Vividly coloured spices are displayed alongside jewel-like lokum(Turkish delight) at this Ottoman-era marketplace, providing eye candy for the thousands of tourists and locals who make their way here every day. The market was constructed in the 1660s as part of the New Mosque, with rent from the shops supporting the upkeep of the mosque as well as its charitable activities, which included a school, hamam and hospital. The market’s Turkish name, the Mısır Çarşısı . On the west side of the market there are outdoor produce stalls selling fresh foodstuff from all over Anatolia, including a wonderful selection of cheeses. Also here is the most famous coffee supplier in İstanbul, Kurukahveci Mehmet Efendi, established over 100 years ago. This is located on the corner of Hasırcılar Caddesi, which is full of shops selling food and kitchenware.
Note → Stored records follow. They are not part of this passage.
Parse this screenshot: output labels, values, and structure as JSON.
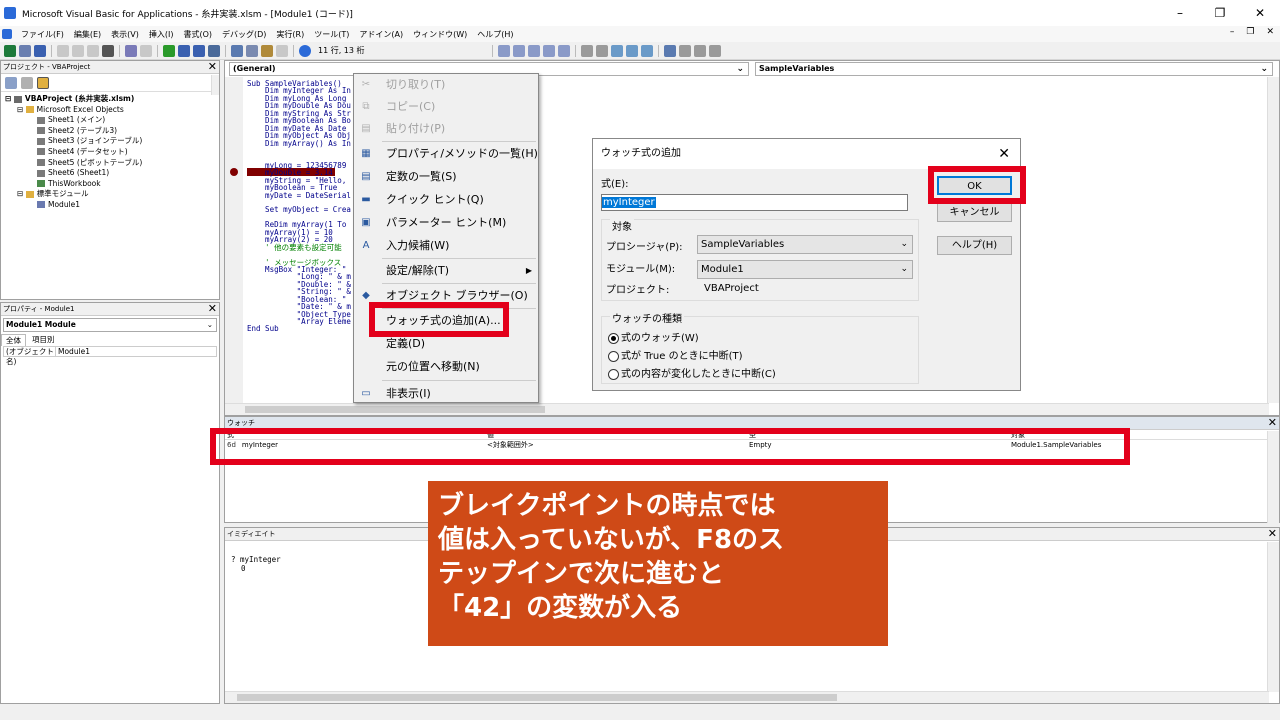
{
  "window": {
    "title": "Microsoft Visual Basic for Applications - 糸井実装.xlsm - [Module1 (コード)]"
  },
  "menu": [
    "ファイル(F)",
    "編集(E)",
    "表示(V)",
    "挿入(I)",
    "書式(O)",
    "デバッグ(D)",
    "実行(R)",
    "ツール(T)",
    "アドイン(A)",
    "ウィンドウ(W)",
    "ヘルプ(H)"
  ],
  "toolbar": {
    "position": "11 行, 13 桁"
  },
  "project": {
    "title": "プロジェクト - VBAProject",
    "tree": [
      "VBAProject (糸井実装.xlsm)",
      "Microsoft Excel Objects",
      "Sheet1 (メイン)",
      "Sheet2 (テーブル3)",
      "Sheet3 (ジョインテーブル)",
      "Sheet4 (データセット)",
      "Sheet5 (ピボットテーブル)",
      "Sheet6 (Sheet1)",
      "ThisWorkbook",
      "標準モジュール",
      "Module1"
    ]
  },
  "properties": {
    "title": "プロパティ - Module1",
    "object": "Module1 Module",
    "tabs": [
      "全体",
      "項目別"
    ],
    "row": "(オブジェクト名)",
    "value": "Module1"
  },
  "editor": {
    "object_combo": "(General)",
    "proc_combo": "SampleVariables",
    "lines": [
      "Sub SampleVariables()",
      "    Dim myInteger As In",
      "    Dim myLong As Long",
      "    Dim myDouble As Dou",
      "    Dim myString As Str",
      "    Dim myBoolean As Bo",
      "    Dim myDate As Date",
      "    Dim myObject As Obj",
      "    Dim myArray() As In",
      "",
      "    myInteger = 42",
      "    myLong = 123456789",
      "    myDouble = 3.14",
      "    myString = \"Hello,",
      "    myBoolean = True",
      "    myDate = DateSerial",
      "",
      "    Set myObject = Crea",
      "",
      "    ReDim myArray(1 To",
      "    myArray(1) = 10",
      "    myArray(2) = 20",
      "    ' 他の要素も設定可能",
      "",
      "    ' メッセージボックス",
      "    MsgBox \"Integer: \"",
      "           \"Long: \" & m",
      "           \"Double: \" &",
      "           \"String: \" &",
      "           \"Boolean: \"",
      "           \"Date: \" & m",
      "           \"Object Type",
      "           \"Array Eleme",
      "End Sub"
    ]
  },
  "context_menu": [
    {
      "label": "切り取り(T)",
      "icon": "cut-icon",
      "disabled": true
    },
    {
      "label": "コピー(C)",
      "icon": "copy-icon",
      "disabled": true
    },
    {
      "label": "貼り付け(P)",
      "icon": "paste-icon",
      "disabled": true
    },
    {
      "label": "プロパティ/メソッドの一覧(H)",
      "icon": "list-icon",
      "disabled": false
    },
    {
      "label": "定数の一覧(S)",
      "icon": "constants-icon",
      "disabled": false
    },
    {
      "label": "クイック ヒント(Q)",
      "icon": "quickinfo-icon",
      "disabled": false
    },
    {
      "label": "パラメーター ヒント(M)",
      "icon": "param-icon",
      "disabled": false
    },
    {
      "label": "入力候補(W)",
      "icon": "complete-icon",
      "disabled": false
    },
    {
      "label": "設定/解除(T)",
      "icon": "",
      "disabled": false
    },
    {
      "label": "オブジェクト ブラウザー(O)",
      "icon": "browser-icon",
      "disabled": false
    },
    {
      "label": "ウォッチ式の追加(A)...",
      "icon": "",
      "disabled": false
    },
    {
      "label": "定義(D)",
      "icon": "",
      "disabled": false
    },
    {
      "label": "元の位置へ移動(N)",
      "icon": "",
      "disabled": false
    },
    {
      "label": "非表示(I)",
      "icon": "hide-icon",
      "disabled": false
    }
  ],
  "dialog": {
    "title": "ウォッチ式の追加",
    "expr_label": "式(E):",
    "expr_value": "myInteger",
    "target_group": "対象",
    "proc_label": "プロシージャ(P):",
    "proc_value": "SampleVariables",
    "module_label": "モジュール(M):",
    "module_value": "Module1",
    "project_label": "プロジェクト:",
    "project_value": "VBAProject",
    "kind_group": "ウォッチの種類",
    "radios": [
      "式のウォッチ(W)",
      "式が True のときに中断(T)",
      "式の内容が変化したときに中断(C)"
    ],
    "ok": "OK",
    "cancel": "キャンセル",
    "help": "ヘルプ(H)"
  },
  "watch": {
    "title": "ウォッチ",
    "cols": [
      "式",
      "値",
      "型",
      "対象"
    ],
    "row": [
      "myInteger",
      "<対象範囲外>",
      "Empty",
      "Module1.SampleVariables"
    ]
  },
  "immediate": {
    "title": "イミディエイト",
    "line1": "? myInteger",
    "line2": "0"
  },
  "note": [
    "ブレイクポイントの時点では",
    "値は入っていないが、F8のス",
    "テップインで次に進むと",
    "「42」の変数が入る"
  ]
}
9. Galata Tower
The Romanesque style tower was built as Christea Turris (Tower of Christ) in 1348 during an expansion of the Genoese colony in Constantinople. Galata Tower was the tallest building in Istanbul at 219.5 ft (66.9 m) when it was built in 1348.It was built to replace the old Tower of Galata, an original Byzantine tower named Megalos Pyrgos (English: Great Tower) which controlled the northern end of the massive sea chain that closed the entrance to the Golden Horn. The Galata Tower is one of Istanbul’s most iconic visuals, overlooking Beyoğlu and Karaköy from its perched position, while the colorful lights of the tower can be seen at night from all over the city. During the reign of Ottoman Sultan Süleiman the Magnificent, the tower had a very different purpose, as it was used to hold prisoners who were sentenced to work at the Kasımpaşa Naval Dockyard. By the end of the 16th century, an observatory was added at the very top by the astrologer, Takiyüddin Efendi, but the tower was destined to become a prison once more during the reign of Sultan Murat III between 1546 and 1595. Nowadays, the tower serves as a touristic attraction only, for visitors, to head to the top for a spectacular 360-degree view of Istanbul from the balcony. Luckily, an elevator takes visitors up seven floors, but the last two floors are only accessible by climbing the stairs.
10. Chora Church
Like so many of Istanbul’s historical buildings, the Kariye Museum has a long and chequered past, that reveals as much about the history of Istanbul, as it does the museum itself:
The first Church of the Holy Saviour in Chora (as it was originally known) was built during the reign of Justinian (527-565) on the site of a former chapel that was located just outside the first city walls (but within the Theodosian walls that still exist today) that surrounded the capital of the Byzantine Empire, Constantinople.
It was destroyed when the Fourth Crusade saw invaders from Western Europe form the short-lived Latin Empire (1204-1261) – which caused the final split between the Eastern Orthodox and Roman Catholic Churches. However, it was later repaired and expanded during the 13th and 14th centuries when it was also decorated with the stunning mosaics and frescoes visitors can see today. After the Ottomans took the city in 1453, it continued to serve as a church until Vizier Hadim Ali Pasha converted it into a mosque in 1511. The mosaics and frescoes lay covered in dirt, paint, and plaster until it became a museum in 1945 and restoration works uncovered the stunning works.